HOWARD LAKE, MN It’s the end of an era at Munson Lakes Nutrition, based in Howard Lake. Longtime General Manager John Zander has retired. Before he goes, however, he is showing the ropes to Scott Erdal, the newly-hired general manager.
Zooming into a career
Zander owes his career, in part, to a motorcycle. In March of 1984, he stopped at the Munson Lakes office to inquire about a bike Bob Munson had for sale.
Zander had previously worked for Bob during several spring sales, helping customers stock up on bagged salt and barn lime.
“When I met with Bob, he asked me what I was doing and if I was looking for a job,” Zander recalled. “He had something that had just opened up prior to me coming in.”
Zander ended up with a new job . . . and that motorcycle.
Climbing the ladder of success
Zander spent his first decade with Munson Lakes as a truck driver. Next, came a manufacturing position, bagging and mixing feed for two years.
When the Munson family sold the business in 1996, he helped transition the operation from being privately-owned to a LLC.
In 2002, Zander moved from work as a production supervisor to the company’s assistant manager.
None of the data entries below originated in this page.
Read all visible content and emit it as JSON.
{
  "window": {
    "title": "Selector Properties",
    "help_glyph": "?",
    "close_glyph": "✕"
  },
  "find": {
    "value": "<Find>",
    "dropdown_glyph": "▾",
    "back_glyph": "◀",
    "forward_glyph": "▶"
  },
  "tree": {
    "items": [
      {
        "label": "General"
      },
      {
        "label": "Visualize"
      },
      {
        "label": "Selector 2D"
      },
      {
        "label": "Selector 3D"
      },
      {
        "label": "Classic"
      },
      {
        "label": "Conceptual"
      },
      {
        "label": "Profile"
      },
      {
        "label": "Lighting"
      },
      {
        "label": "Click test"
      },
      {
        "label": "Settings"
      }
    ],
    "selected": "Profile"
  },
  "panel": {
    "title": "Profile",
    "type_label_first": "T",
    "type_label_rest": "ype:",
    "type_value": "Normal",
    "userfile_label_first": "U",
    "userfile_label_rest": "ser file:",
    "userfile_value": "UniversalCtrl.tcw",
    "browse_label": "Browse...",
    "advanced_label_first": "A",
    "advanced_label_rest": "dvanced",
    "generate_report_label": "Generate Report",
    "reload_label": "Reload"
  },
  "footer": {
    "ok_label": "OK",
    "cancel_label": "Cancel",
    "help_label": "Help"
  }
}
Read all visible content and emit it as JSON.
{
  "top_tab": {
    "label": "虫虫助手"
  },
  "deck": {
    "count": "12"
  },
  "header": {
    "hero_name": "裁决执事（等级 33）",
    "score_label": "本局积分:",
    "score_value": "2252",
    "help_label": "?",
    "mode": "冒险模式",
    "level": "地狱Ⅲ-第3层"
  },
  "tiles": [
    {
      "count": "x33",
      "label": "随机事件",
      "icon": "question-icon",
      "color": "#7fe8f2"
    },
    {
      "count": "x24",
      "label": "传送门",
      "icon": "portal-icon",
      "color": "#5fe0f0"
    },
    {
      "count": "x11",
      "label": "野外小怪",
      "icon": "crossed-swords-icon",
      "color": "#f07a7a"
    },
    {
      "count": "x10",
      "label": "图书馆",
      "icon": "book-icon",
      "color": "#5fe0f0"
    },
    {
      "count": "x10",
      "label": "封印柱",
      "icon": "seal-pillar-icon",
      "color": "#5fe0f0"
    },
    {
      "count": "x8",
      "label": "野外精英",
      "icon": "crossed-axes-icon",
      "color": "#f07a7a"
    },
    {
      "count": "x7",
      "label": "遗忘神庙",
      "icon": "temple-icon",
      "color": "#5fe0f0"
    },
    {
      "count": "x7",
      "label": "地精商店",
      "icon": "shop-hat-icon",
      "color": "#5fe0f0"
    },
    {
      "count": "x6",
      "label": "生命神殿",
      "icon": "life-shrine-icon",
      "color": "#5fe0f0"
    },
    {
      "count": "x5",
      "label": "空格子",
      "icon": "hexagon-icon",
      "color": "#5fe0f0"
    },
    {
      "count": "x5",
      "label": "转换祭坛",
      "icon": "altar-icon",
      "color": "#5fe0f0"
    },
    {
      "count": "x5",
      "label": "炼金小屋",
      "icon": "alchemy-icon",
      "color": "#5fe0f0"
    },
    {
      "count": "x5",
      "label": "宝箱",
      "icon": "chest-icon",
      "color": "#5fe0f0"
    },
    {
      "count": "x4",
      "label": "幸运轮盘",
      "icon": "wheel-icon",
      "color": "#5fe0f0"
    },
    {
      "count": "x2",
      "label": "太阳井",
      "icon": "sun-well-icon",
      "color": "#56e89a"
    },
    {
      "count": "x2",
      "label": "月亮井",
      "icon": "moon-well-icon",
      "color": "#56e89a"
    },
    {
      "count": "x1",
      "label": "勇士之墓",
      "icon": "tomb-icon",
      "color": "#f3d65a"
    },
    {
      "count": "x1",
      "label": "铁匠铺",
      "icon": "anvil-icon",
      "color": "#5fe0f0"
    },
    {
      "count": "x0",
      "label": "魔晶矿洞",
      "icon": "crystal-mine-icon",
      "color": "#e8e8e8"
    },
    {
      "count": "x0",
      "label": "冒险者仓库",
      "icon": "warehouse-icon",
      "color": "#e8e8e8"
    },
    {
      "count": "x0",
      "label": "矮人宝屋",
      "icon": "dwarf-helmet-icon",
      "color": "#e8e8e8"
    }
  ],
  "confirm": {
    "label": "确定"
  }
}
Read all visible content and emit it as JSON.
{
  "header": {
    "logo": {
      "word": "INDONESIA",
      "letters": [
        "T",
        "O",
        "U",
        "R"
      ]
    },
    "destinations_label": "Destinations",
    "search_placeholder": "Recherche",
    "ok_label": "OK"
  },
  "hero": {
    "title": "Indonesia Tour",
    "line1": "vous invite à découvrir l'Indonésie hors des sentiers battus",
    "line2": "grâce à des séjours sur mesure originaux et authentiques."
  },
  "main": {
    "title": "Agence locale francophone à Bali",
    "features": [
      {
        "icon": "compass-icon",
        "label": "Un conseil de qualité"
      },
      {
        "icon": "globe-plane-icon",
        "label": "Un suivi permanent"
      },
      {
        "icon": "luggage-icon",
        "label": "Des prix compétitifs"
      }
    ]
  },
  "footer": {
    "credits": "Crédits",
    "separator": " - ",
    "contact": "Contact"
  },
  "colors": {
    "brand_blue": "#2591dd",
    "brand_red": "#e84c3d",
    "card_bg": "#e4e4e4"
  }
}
In 2004, he applied for and landed the general manager position, the job he held until his retirement.
Growing the company
Zander’s career highlights include several significant accomplishments.
“I was always looking at ways to be more efficient and grow the company, as well as use new technology to help our producers maximize their production,” he said. “In 2004, I believe we produced around 60,000 tons of feed. Last year, we were near 130,000 tons.”
Zander was also at the helm when new regulations regarding feed mills and food safety were required approximately six years ago. “We were among some of the first mills in the state to be HACCP-certified,” he said.
One of the most visible changes to take place during Zander’s term was an extensive re-model of the business, which included the construction of a new business office.
“The new office was four years in the works, so that felt good when we finally moved in,” he said.
Most significant to Zander are the people with whom he worked. “Fellow employees, customers, and vendors have become good friends,” he said. “Those are things that should not be overlooked.”
Zander said he has a lot to look forward to once he actually stops working.
“My wife, Shari, has already put together quite a honey-do list,” he said.
“We recently became grandparents, and have another one coming in May,” Zander said. “I am looking forward to grandpa-duties!”
Zander also wants to spend some time fishing and working on his golf game.
“Other than that, I want to just sit back and take what comes my way each day,” he said.
Officially, Zander retired just 20 days short of working for Munson Lakes for 36 years.
Stepping into some big boots
Scott Erdal is the man stepping into Munson Lakes’ general manager position.
Erdal said he heard about the job opening from an industry connection. He knew Munson Lakes well from work trading feed commodities earlier in his career.
“Munson Lakes is known as a reputable and growing feed company, with a solid foundation to build upon,” he said. “After a quick conversation with my family, I decided to pursue the opportunity, and begin the selection process,” he said.
Erdal’s first day on the job was Jan. 20.
Erdal said he first connected with Zander around the winter holidays to discuss plans for a successful changeover.
“Everything has gone really well with the transition to this point,” he said. “John and the rest of the team have done a great job of bringing me up to speed quickly, and introducing me to the operation.”
Erdal said he has learned a tremendous amount so far, and looks forward to picking up even more.
Plans for continued prosperity
Erdal’s short-term goals for Munson Lakes Nutrition include getting to know his employees and customers, as well as how the business’s facilities operate.
His long-term goals for Munson Lakes sound familiar. “I want to bring steady growth and performance to the operation while navigating a continuously changing ag industry,” he said. “The use of technology via automation, and our ability to adapt to our customers’ needs will be key for the success of Munson Lakes Nutrition.”